From The Art and Popular Culture Encyclopedia
The word tradition comes from the Latin word traditio which means "to hand down" or "to hand over." It is used in a number of ways in the English language:
- A meme; beliefs or customs taught by one generation to the next, often orally. For example, we can speak of the tradition of sending birth announcements.
- A set of customs or practices. For example, we can speak of Christmas traditions.
- A broad religious movement made up of religious denominations or church bodies that have a common history, customs, culture, and, to some extent, body of teachings. For example, one can speak of Islam's Sufi tradition or Christianity's Lutheran tradition.
However, on a more basic theoretical level, tradition(s) can be seen as information or composed of information. For that which is brought into the present from the past, in a particular societal context, is information. This is even more fundamental than particular acts or practices even if repeated over a long sequence of time. For such acts or practices, once performed, disappear unless they have been transformed into some manner of communicable information.
- Tradition and the Individual Talent by T. S. Eliot
- Traditional culture
- Perennial philosophy
- Sacred Tradition (Roman Catholic)
- Time immemorial
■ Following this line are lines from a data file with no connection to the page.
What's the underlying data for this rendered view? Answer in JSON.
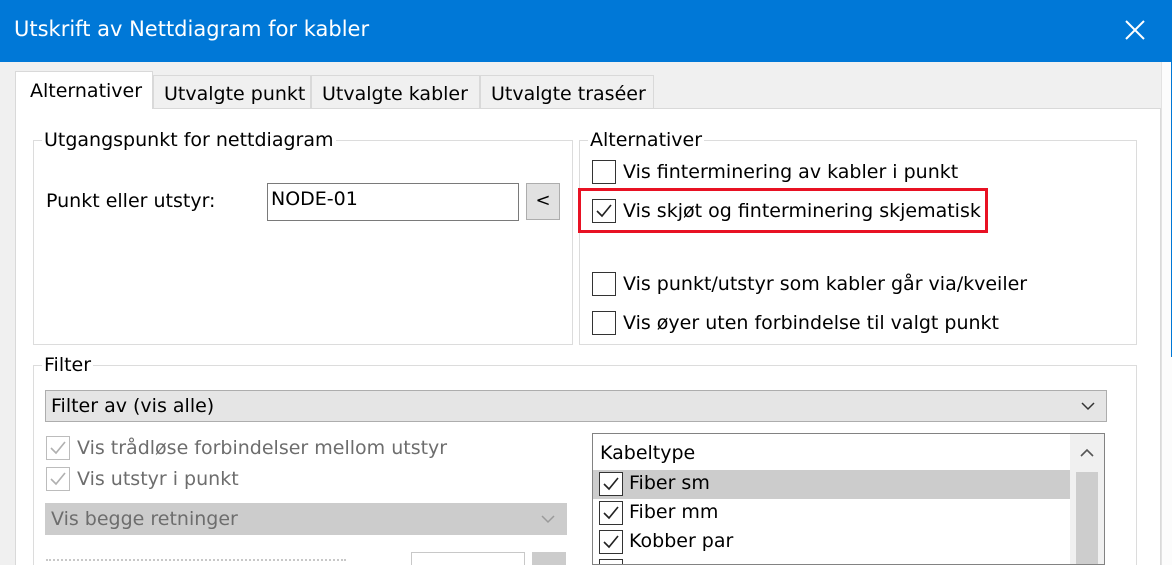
{
  "window": {
    "title": "Utskrift av Nettdiagram for kabler"
  },
  "tabs": [
    {
      "label": "Alternativer",
      "active": true
    },
    {
      "label": "Utvalgte punkt",
      "active": false
    },
    {
      "label": "Utvalgte kabler",
      "active": false
    },
    {
      "label": "Utvalgte traséer",
      "active": false
    }
  ],
  "origin_group": {
    "title": "Utgangspunkt for nettdiagram",
    "point_label": "Punkt eller utstyr:",
    "point_value": "NODE-01",
    "pick_button": "<"
  },
  "options_group": {
    "title": "Alternativer",
    "checkboxes": [
      {
        "label": "Vis finterminering av kabler i punkt",
        "checked": false
      },
      {
        "label": "Vis skjøt og finterminering skjematisk",
        "checked": true,
        "highlighted": true
      },
      {
        "label": "Vis punkt/utstyr som kabler går via/kveiler",
        "checked": false
      },
      {
        "label": "Vis øyer uten forbindelse til valgt punkt",
        "checked": false
      }
    ]
  },
  "filter_group": {
    "title": "Filter",
    "filter_select": "Filter av (vis alle)",
    "checkboxes": [
      {
        "label": "Vis trådløse forbindelser mellom utstyr",
        "checked": true,
        "disabled": true
      },
      {
        "label": "Vis utstyr i punkt",
        "checked": true,
        "disabled": true
      }
    ],
    "direction_select": "Vis begge retninger",
    "cable_types": {
      "header": "Kabeltype",
      "items": [
        {
          "label": "Fiber sm",
          "checked": true,
          "selected": true
        },
        {
          "label": "Fiber mm",
          "checked": true,
          "selected": false
        },
        {
          "label": "Kobber par",
          "checked": true,
          "selected": false
        }
      ]
    }
  },
  "icons": {
    "close": "close-icon",
    "checkmark": "checkmark-icon",
    "dropdown": "chevron-down-icon",
    "scroll_up": "scroll-up-icon"
  },
  "colors": {
    "titlebar": "#0078d7",
    "highlight": "#e81123",
    "disabled_text": "#6d6d6d"
  }
}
- Traditional medicine
- Traditional music
- Traditional story
- Kissing traditions
Comparison / Contrast